Work item:
Return the lines below that contain the word "function".

Input material:
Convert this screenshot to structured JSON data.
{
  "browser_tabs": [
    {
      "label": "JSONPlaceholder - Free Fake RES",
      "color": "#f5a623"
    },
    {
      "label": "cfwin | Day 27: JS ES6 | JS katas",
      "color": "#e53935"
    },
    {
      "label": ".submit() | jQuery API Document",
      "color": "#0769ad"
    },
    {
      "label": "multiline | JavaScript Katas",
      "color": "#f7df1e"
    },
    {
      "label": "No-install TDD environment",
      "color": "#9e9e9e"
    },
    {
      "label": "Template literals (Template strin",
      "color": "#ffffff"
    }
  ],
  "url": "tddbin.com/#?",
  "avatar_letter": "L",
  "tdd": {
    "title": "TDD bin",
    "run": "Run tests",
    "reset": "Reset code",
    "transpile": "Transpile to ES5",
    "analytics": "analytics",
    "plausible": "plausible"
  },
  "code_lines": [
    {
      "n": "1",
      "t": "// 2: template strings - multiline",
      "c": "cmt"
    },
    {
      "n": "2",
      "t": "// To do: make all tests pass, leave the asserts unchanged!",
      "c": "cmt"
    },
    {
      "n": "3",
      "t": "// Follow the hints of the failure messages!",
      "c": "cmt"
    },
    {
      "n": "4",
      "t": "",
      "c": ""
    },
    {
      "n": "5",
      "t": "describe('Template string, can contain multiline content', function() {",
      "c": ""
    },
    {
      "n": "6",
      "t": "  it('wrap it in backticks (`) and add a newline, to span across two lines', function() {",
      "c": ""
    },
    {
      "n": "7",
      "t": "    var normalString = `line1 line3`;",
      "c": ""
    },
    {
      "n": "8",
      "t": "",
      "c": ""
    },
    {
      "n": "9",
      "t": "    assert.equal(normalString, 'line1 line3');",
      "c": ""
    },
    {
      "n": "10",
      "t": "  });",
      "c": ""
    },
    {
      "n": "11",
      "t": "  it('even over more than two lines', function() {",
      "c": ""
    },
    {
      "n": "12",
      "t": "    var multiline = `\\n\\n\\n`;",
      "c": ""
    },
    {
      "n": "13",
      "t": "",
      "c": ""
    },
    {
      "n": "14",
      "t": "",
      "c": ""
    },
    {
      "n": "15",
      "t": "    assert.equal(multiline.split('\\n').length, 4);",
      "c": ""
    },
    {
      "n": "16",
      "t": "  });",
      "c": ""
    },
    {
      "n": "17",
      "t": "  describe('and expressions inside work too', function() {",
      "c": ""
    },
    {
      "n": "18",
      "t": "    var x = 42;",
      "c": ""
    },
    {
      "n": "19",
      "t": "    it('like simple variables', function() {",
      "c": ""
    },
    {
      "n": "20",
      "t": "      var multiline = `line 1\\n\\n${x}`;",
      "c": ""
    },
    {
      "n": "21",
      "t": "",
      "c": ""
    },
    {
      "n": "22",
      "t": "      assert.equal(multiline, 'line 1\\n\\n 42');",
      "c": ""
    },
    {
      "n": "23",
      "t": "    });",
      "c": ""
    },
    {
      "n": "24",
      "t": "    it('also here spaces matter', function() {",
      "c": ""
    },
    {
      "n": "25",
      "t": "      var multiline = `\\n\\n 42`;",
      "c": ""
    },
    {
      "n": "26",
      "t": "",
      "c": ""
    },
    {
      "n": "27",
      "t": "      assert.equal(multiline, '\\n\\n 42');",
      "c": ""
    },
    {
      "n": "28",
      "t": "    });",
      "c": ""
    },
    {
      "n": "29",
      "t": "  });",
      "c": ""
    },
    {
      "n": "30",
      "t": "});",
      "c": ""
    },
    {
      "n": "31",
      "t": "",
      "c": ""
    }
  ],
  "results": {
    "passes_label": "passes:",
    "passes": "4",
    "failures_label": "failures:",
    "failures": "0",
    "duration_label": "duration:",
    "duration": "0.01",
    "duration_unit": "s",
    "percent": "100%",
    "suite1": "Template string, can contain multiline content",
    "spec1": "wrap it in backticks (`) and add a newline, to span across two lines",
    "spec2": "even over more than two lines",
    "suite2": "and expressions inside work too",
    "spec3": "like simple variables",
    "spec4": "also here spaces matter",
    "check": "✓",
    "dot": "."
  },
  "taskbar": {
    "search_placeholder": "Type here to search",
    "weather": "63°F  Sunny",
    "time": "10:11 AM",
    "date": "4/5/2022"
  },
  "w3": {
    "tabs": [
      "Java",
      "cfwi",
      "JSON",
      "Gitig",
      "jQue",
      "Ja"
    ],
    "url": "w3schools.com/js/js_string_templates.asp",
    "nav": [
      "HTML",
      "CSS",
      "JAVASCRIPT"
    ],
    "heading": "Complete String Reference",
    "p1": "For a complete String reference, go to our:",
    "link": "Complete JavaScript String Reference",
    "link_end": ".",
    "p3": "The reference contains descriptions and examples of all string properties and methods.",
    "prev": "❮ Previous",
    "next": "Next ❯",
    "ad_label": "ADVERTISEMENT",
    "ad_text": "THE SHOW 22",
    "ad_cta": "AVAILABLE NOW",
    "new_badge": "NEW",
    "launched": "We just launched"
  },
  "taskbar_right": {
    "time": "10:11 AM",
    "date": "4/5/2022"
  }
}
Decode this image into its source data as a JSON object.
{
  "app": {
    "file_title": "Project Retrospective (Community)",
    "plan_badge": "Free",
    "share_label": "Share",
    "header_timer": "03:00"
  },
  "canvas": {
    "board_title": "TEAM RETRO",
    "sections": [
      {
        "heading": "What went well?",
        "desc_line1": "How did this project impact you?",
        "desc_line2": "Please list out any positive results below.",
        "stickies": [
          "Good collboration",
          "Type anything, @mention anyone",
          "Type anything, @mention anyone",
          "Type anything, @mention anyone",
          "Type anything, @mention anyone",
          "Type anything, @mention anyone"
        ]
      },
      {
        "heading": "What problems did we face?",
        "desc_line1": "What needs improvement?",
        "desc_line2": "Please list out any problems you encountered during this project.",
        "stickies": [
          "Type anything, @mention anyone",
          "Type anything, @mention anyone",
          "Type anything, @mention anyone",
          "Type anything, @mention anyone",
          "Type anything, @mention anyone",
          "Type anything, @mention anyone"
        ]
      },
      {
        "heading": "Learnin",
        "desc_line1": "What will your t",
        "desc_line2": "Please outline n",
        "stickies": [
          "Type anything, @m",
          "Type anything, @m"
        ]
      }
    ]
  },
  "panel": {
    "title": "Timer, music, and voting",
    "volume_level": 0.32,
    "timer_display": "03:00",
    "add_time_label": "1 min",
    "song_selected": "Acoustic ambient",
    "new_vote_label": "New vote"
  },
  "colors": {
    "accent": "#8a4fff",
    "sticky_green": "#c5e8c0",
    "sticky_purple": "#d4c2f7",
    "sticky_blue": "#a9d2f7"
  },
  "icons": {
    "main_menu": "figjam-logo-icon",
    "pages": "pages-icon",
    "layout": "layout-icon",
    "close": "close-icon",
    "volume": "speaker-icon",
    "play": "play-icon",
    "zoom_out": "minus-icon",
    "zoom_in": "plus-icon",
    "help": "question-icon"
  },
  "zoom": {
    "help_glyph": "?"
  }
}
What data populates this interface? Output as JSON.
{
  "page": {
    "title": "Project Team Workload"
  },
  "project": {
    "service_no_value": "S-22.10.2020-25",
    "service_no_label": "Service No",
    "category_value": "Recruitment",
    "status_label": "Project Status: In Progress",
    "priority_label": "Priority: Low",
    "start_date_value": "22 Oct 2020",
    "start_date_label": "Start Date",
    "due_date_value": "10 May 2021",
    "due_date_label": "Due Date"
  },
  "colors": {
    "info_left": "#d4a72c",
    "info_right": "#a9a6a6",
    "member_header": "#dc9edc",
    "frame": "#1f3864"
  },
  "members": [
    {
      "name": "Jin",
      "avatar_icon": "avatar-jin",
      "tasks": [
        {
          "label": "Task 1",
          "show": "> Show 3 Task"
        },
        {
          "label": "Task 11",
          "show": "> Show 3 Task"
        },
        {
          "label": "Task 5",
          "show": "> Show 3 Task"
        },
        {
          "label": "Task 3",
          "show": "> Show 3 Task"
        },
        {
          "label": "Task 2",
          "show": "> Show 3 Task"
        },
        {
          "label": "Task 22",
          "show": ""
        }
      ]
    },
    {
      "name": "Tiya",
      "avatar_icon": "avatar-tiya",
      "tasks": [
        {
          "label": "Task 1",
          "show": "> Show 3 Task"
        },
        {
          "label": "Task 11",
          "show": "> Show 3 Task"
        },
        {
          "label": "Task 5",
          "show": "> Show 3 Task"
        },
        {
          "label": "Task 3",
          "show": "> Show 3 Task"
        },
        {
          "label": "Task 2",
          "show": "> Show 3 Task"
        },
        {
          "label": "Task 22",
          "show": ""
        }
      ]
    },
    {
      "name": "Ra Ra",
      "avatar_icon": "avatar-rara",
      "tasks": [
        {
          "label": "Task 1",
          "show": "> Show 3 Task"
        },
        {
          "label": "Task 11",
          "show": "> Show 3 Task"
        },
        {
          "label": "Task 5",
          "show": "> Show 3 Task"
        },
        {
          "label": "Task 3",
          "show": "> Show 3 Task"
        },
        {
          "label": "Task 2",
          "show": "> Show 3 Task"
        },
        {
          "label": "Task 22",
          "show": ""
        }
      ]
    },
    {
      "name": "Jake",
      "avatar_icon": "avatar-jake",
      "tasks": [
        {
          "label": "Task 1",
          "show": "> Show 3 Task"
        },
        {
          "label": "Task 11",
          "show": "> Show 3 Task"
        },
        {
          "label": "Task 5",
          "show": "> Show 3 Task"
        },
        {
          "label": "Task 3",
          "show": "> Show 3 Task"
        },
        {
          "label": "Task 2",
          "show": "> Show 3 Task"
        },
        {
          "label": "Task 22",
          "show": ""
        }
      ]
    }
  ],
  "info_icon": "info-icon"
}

Reply:
      "t": "describe('Template string, can contain multiline content', function() {",
      "t": "  it('wrap it in backticks (`) and add a newline, to span across two lines', function() {",
      "t": "  it('even over more than two lines', function() {",
      "t": "  describe('and expressions inside work too', function() {",
      "t": "    it('like simple variables', function() {",
      "t": "    it('also here spaces matter', function() {",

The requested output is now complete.